### Your assignment
Down to the last line, print the data that follows exactly, without its pictures.

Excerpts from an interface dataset

_ _ _ _

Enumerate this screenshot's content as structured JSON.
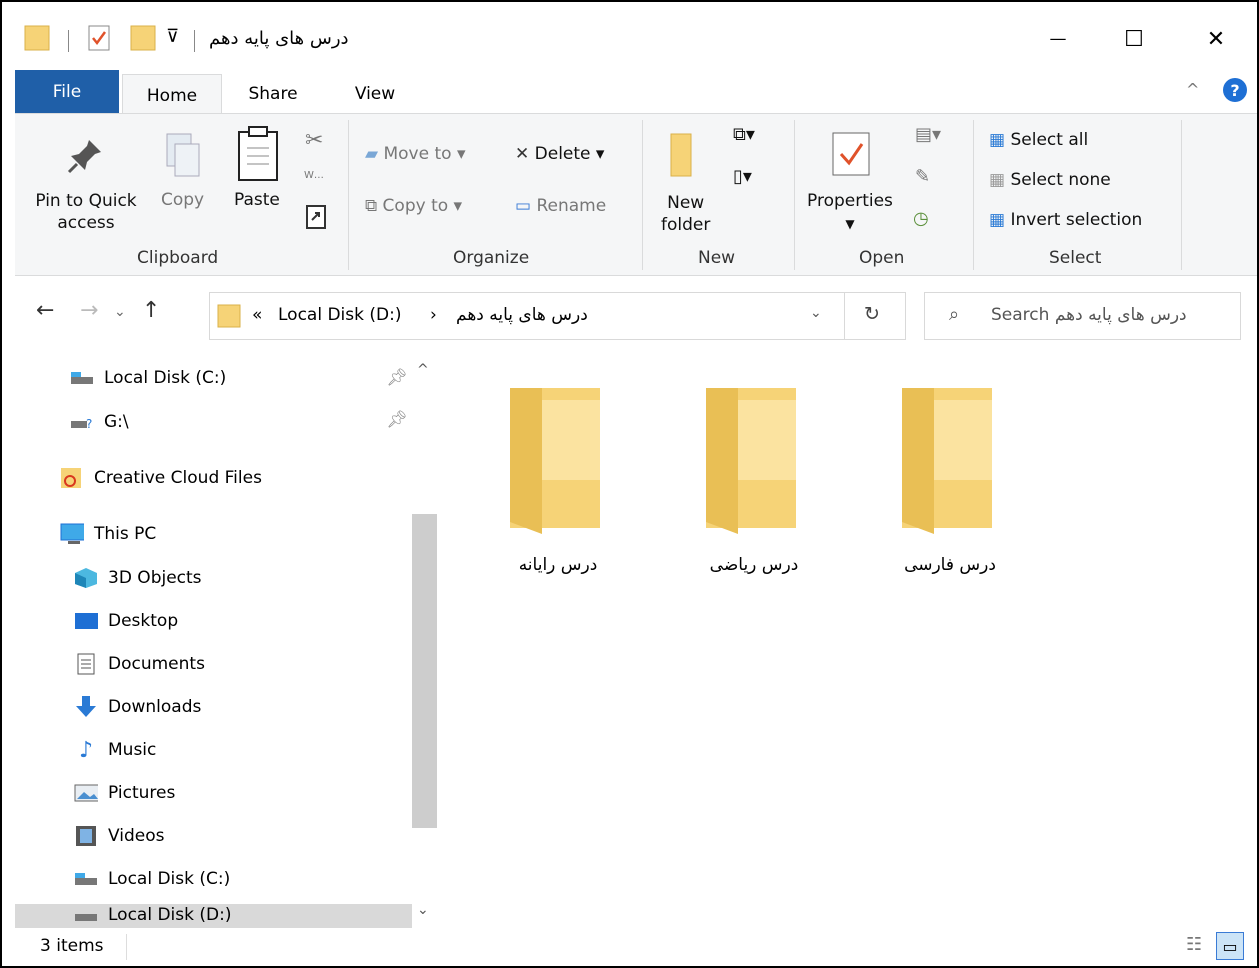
{
  "window": {
    "title": "درس های پایه دهم",
    "minimize": "—",
    "maximize": "☐",
    "close": "✕"
  },
  "tabs": {
    "file": "File",
    "home": "Home",
    "share": "Share",
    "view": "View"
  },
  "ribbon": {
    "clipboard": {
      "pin_label_1": "Pin to Quick",
      "pin_label_2": "access",
      "copy": "Copy",
      "paste": "Paste",
      "group": "Clipboard"
    },
    "organize": {
      "move_to": "Move to",
      "copy_to": "Copy to",
      "delete": "Delete",
      "rename": "Rename",
      "group": "Organize"
    },
    "new": {
      "new_folder_1": "New",
      "new_folder_2": "folder",
      "group": "New"
    },
    "open": {
      "properties": "Properties",
      "group": "Open"
    },
    "select": {
      "select_all": "Select all",
      "select_none": "Select none",
      "invert": "Invert selection",
      "group": "Select"
    }
  },
  "address": {
    "chevrons": "«",
    "crumb1": "Local Disk (D:)",
    "sep": "›",
    "crumb2": "درس های پایه دهم",
    "search_placeholder": "Search درس های پایه دهم"
  },
  "nav": {
    "items": [
      {
        "label": "Local Disk (C:)",
        "icon": "drive-icon"
      },
      {
        "label": "G:\\",
        "icon": "unknown-drive-icon"
      },
      {
        "label": "Creative Cloud Files",
        "icon": "creative-cloud-icon"
      },
      {
        "label": "This PC",
        "icon": "pc-icon"
      },
      {
        "label": "3D Objects",
        "icon": "3d-objects-icon"
      },
      {
        "label": "Desktop",
        "icon": "desktop-icon"
      },
      {
        "label": "Documents",
        "icon": "documents-icon"
      },
      {
        "label": "Downloads",
        "icon": "downloads-icon"
      },
      {
        "label": "Music",
        "icon": "music-icon"
      },
      {
        "label": "Pictures",
        "icon": "pictures-icon"
      },
      {
        "label": "Videos",
        "icon": "videos-icon"
      },
      {
        "label": "Local Disk (C:)",
        "icon": "drive-icon"
      },
      {
        "label": "Local Disk (D:)",
        "icon": "drive-icon"
      }
    ]
  },
  "content": {
    "folders": [
      {
        "label": "درس رایانه"
      },
      {
        "label": "درس ریاضی"
      },
      {
        "label": "درس فارسی"
      }
    ]
  },
  "status": {
    "count": "3 items"
  },
  "colors": {
    "file_tab": "#1f5fa8",
    "folder": "#f6d377",
    "accent": "#1e6fd4"
  }
}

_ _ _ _

### Response area
Enumerate this screenshot's content as structured JSON.
{
  "window": {
    "title": "درس های پایه دهم",
    "minimize": "—",
    "maximize": "☐",
    "close": "✕"
  },
  "tabs": {
    "file": "File",
    "home": "Home",
    "share": "Share",
    "view": "View"
  },
  "ribbon": {
    "clipboard": {
      "pin_label_1": "Pin to Quick",
      "pin_label_2": "access",
      "copy": "Copy",
      "paste": "Paste",
      "group": "Clipboard"
    },
    "organize": {
      "move_to": "Move to",
      "copy_to": "Copy to",
      "delete": "Delete",
      "rename": "Rename",
      "group": "Organize"
    },
    "new": {
      "new_folder_1": "New",
      "new_folder_2": "folder",
      "group": "New"
    },
    "open": {
      "properties": "Properties",
      "group": "Open"
    },
    "select": {
      "select_all": "Select all",
      "select_none": "Select none",
      "invert": "Invert selection",
      "group": "Select"
    }
  },
  "address": {
    "chevrons": "«",
    "crumb1": "Local Disk (D:)",
    "sep": "›",
    "crumb2": "درس های پایه دهم",
    "search_placeholder": "Search درس های پایه دهم"
  },
  "nav": {
    "items": [
      {
        "label": "Local Disk (C:)",
        "icon": "drive-icon"
      },
      {
        "label": "G:\\",
        "icon": "unknown-drive-icon"
      },
      {
        "label": "Creative Cloud Files",
        "icon": "creative-cloud-icon"
      },
      {
        "label": "This PC",
        "icon": "pc-icon"
      },
      {
        "label": "3D Objects",
        "icon": "3d-objects-icon"
      },
      {
        "label": "Desktop",
        "icon": "desktop-icon"
      },
      {
        "label": "Documents",
        "icon": "documents-icon"
      },
      {
        "label": "Downloads",
        "icon": "downloads-icon"
      },
      {
        "label": "Music",
        "icon": "music-icon"
      },
      {
        "label": "Pictures",
        "icon": "pictures-icon"
      },
      {
        "label": "Videos",
        "icon": "videos-icon"
      },
      {
        "label": "Local Disk (C:)",
        "icon": "drive-icon"
      },
      {
        "label": "Local Disk (D:)",
        "icon": "drive-icon"
      }
    ]
  },
  "content": {
    "folders": [
      {
        "label": "درس رایانه"
      },
      {
        "label": "درس ریاضی"
      },
      {
        "label": "درس فارسی"
      }
    ]
  },
  "status": {
    "count": "3 items"
  },
  "colors": {
    "file_tab": "#1f5fa8",
    "folder": "#f6d377",
    "accent": "#1e6fd4"
  }
}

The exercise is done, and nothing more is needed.